▸ **Stored data**
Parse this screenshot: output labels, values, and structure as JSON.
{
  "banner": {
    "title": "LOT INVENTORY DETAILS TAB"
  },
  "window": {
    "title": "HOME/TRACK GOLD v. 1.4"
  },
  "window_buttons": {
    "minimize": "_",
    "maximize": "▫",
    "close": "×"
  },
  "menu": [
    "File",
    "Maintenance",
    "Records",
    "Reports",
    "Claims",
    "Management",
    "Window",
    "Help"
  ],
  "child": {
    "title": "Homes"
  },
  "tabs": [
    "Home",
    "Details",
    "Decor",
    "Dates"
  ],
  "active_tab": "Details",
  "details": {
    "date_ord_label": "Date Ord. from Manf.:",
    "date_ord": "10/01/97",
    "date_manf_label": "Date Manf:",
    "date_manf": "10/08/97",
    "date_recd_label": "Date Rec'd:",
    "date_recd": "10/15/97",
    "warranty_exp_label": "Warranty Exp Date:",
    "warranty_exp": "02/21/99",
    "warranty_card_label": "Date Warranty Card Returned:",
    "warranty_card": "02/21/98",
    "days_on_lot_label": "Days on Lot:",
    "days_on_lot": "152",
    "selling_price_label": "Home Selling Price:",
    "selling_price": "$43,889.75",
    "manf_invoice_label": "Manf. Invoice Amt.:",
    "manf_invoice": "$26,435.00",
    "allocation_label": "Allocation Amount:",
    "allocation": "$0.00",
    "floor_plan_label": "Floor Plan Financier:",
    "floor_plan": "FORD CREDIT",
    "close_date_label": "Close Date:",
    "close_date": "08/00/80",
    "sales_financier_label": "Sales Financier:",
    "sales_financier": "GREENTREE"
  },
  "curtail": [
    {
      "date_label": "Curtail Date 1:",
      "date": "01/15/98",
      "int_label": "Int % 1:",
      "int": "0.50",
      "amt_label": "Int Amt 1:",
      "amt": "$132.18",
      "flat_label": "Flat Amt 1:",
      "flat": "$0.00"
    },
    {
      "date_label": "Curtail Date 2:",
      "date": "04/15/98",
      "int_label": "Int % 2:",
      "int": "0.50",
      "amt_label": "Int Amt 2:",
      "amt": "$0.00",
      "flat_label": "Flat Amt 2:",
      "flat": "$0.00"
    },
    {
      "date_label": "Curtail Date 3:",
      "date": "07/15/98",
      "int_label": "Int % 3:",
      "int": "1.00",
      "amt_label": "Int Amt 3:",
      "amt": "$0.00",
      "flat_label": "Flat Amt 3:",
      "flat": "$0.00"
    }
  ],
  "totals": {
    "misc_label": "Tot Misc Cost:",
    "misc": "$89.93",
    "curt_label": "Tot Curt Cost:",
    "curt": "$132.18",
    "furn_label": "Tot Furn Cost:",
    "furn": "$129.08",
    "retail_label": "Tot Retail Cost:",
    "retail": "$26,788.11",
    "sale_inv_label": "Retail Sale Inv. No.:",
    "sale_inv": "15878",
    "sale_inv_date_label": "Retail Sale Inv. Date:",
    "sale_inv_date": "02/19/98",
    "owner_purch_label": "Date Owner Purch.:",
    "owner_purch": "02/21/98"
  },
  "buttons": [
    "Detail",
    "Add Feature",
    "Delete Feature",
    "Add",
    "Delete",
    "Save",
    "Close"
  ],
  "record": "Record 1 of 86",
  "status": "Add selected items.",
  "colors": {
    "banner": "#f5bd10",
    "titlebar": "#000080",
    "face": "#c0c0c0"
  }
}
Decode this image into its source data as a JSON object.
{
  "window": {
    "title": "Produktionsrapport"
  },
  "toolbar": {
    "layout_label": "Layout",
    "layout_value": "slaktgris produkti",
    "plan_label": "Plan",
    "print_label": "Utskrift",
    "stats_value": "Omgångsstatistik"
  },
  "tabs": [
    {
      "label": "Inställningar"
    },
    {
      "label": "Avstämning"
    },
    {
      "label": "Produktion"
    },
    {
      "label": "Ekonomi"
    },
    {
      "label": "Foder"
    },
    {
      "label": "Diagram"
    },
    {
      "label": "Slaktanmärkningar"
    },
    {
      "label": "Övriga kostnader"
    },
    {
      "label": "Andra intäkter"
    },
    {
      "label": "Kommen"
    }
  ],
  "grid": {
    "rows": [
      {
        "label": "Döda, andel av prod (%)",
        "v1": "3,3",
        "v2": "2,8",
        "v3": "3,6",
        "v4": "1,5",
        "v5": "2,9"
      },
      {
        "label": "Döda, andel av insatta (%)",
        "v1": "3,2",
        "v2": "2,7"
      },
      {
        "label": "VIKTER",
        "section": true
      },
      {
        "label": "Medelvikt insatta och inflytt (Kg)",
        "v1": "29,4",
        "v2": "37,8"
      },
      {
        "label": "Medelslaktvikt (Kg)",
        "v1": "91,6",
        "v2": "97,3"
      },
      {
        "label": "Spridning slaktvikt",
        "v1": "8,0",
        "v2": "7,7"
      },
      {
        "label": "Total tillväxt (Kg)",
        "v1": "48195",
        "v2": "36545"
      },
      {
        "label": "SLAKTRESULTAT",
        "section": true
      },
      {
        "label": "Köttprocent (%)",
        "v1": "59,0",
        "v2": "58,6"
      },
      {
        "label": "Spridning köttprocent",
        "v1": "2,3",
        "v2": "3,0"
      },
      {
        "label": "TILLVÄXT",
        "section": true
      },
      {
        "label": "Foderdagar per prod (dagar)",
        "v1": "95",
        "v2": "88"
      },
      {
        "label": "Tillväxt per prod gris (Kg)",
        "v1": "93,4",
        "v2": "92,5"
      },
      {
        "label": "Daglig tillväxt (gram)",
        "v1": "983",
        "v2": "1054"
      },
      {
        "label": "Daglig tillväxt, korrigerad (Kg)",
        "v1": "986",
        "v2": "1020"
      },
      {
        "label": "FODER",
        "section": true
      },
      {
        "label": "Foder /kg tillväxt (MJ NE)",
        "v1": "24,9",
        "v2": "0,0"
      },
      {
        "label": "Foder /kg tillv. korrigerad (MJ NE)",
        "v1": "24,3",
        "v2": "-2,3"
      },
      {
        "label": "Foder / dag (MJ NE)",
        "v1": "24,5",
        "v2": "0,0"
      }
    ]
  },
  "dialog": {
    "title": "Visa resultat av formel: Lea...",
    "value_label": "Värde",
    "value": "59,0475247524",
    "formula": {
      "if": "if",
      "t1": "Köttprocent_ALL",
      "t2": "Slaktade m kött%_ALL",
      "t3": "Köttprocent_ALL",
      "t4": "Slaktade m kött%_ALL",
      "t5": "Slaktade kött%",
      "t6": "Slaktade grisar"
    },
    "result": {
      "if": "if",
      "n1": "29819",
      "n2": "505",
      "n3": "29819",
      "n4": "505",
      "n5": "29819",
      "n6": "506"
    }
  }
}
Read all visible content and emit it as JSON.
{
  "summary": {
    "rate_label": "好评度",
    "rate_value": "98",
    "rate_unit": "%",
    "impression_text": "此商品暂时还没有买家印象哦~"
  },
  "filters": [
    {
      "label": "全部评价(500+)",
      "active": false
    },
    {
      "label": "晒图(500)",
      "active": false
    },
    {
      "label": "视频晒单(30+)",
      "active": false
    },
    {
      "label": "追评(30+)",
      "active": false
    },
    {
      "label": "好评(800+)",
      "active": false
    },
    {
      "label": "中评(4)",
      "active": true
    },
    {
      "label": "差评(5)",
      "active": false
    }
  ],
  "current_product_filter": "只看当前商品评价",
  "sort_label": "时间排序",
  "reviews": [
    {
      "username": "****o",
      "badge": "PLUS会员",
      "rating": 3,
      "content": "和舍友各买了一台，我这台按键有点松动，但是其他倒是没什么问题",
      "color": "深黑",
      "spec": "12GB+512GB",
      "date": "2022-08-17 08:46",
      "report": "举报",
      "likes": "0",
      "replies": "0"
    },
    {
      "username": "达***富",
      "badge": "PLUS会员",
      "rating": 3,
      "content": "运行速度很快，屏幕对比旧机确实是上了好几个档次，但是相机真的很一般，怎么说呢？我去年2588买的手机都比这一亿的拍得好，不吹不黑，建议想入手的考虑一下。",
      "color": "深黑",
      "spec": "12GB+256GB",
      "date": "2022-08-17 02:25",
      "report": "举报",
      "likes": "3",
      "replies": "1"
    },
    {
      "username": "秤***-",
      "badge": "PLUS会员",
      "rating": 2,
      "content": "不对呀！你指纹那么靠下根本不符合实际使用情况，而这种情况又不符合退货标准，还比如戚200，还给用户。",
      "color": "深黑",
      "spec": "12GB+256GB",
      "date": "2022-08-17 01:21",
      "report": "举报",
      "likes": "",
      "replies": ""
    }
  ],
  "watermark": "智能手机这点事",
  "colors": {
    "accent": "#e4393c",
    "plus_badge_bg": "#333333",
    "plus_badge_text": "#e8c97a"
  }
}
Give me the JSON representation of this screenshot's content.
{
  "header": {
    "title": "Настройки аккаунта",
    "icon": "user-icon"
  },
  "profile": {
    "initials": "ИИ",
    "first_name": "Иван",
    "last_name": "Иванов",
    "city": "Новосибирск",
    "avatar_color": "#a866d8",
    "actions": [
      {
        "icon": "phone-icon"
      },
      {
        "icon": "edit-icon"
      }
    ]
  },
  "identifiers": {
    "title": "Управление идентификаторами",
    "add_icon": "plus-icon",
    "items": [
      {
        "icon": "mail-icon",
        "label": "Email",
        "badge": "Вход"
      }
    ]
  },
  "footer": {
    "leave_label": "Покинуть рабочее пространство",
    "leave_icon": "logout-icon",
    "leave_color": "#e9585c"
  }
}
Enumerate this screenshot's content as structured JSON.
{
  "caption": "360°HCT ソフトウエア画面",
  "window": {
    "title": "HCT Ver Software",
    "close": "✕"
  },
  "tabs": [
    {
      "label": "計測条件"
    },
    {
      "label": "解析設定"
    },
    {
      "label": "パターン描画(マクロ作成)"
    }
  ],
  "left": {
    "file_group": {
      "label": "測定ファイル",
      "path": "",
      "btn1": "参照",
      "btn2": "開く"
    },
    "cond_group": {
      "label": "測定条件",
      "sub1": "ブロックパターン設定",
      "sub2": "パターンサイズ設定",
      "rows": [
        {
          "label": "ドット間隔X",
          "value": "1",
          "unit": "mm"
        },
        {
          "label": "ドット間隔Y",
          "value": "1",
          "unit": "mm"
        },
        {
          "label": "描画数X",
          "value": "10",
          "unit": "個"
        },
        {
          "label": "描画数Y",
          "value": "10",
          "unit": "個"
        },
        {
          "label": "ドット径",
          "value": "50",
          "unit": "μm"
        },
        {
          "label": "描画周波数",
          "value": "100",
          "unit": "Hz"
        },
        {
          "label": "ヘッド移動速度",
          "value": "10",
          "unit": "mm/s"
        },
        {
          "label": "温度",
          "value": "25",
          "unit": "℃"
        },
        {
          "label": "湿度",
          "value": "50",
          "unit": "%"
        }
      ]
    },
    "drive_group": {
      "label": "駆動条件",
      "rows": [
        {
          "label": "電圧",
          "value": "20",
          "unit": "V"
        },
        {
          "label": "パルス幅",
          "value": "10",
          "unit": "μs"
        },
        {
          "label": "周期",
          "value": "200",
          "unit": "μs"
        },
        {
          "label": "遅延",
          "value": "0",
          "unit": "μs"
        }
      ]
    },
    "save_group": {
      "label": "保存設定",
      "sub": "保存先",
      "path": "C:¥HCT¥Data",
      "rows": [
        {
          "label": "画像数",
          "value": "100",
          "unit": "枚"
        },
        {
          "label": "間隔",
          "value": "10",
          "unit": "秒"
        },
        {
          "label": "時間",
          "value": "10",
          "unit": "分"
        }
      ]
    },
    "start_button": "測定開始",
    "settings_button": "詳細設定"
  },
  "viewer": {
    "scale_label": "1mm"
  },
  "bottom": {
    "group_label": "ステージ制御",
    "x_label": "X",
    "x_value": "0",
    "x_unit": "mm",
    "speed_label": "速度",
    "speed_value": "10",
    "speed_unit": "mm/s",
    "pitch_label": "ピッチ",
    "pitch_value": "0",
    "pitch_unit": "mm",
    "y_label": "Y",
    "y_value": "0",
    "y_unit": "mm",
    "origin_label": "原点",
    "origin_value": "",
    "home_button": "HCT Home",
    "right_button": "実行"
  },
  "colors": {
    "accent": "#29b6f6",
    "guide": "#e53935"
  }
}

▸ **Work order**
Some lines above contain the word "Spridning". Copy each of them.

▸ **Response to the task**
        "label": "Spridning slaktvikt",
        "label": "Spridning köttprocent",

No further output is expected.